The dossier submitted to CDER is known as a new drug application (NDA) which, if approved, allows the drug to be marketed. If the drug is a CBER-regulated one, a biologics licence application (BLA) is submitted.
The investigational new drug application
An investigational new drug (IND) is a new chemical-based, biologic or biopharmaceutical substance for which the FDA has given approval to undergo clinical trials. An IND application
Table 2.11 Some traditional pharmaceutical products produced by/extracted from biological sources, which come under the auspices of CDER for regulatory purposes. The specific reviewing divisions within CDER which deal with these products are also listed
Product Reviewing division
Most antibiotics Division of anti-infective drug products
Anticoagulants, fibrinolytics, prostaglandins Division of gastrointestinal and coagulation drug
Enzymes Division of medical imaging, surgical and dental drug
Insulin, somatostatin, growth hormone, Division of metabolic and endocrine drug products
gonadotrophins, vasopressin, oxytocin
THE DRUG DEVELOPMENT PROCESS 81
Table 2.12. The major itemized points which must be included/addressed in an IND application to CDER or CBER
FDA Form 1571 Table of (IND) contents Introduction
Proposed trial detail and protocol (general investigational plan)
Chemistry (or biology, as appropriate), manufacturing, and control detail Pharmacology and toxicology data
Any previous human experience regarding the drug substance Any additional information
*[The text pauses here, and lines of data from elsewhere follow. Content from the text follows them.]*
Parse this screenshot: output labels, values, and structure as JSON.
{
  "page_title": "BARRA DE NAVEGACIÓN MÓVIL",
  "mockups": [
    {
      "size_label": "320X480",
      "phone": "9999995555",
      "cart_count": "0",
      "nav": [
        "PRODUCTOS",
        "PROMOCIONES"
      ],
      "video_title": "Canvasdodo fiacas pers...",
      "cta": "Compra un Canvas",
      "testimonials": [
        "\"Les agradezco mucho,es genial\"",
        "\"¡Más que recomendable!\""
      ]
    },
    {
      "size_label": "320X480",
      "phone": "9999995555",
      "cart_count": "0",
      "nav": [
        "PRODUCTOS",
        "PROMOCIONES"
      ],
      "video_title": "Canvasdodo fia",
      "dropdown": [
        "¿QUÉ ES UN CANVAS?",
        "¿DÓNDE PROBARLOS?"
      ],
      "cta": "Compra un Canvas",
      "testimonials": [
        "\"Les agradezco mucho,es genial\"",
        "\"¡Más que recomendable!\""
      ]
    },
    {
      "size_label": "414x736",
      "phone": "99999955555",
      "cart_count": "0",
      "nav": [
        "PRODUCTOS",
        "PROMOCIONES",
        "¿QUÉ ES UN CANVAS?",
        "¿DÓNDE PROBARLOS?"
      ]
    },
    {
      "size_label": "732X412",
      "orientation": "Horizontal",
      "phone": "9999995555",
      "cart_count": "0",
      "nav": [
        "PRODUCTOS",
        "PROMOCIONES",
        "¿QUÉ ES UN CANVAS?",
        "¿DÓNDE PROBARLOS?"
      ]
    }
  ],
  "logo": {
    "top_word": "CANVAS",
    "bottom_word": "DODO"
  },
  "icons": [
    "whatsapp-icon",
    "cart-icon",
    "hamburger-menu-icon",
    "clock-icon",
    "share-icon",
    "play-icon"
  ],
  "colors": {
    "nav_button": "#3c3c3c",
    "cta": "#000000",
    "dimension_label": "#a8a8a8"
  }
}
should contain information detailing pre-clinical findings, method of product manufacture and proposed protocol for initial clinical trials (Table 2.12).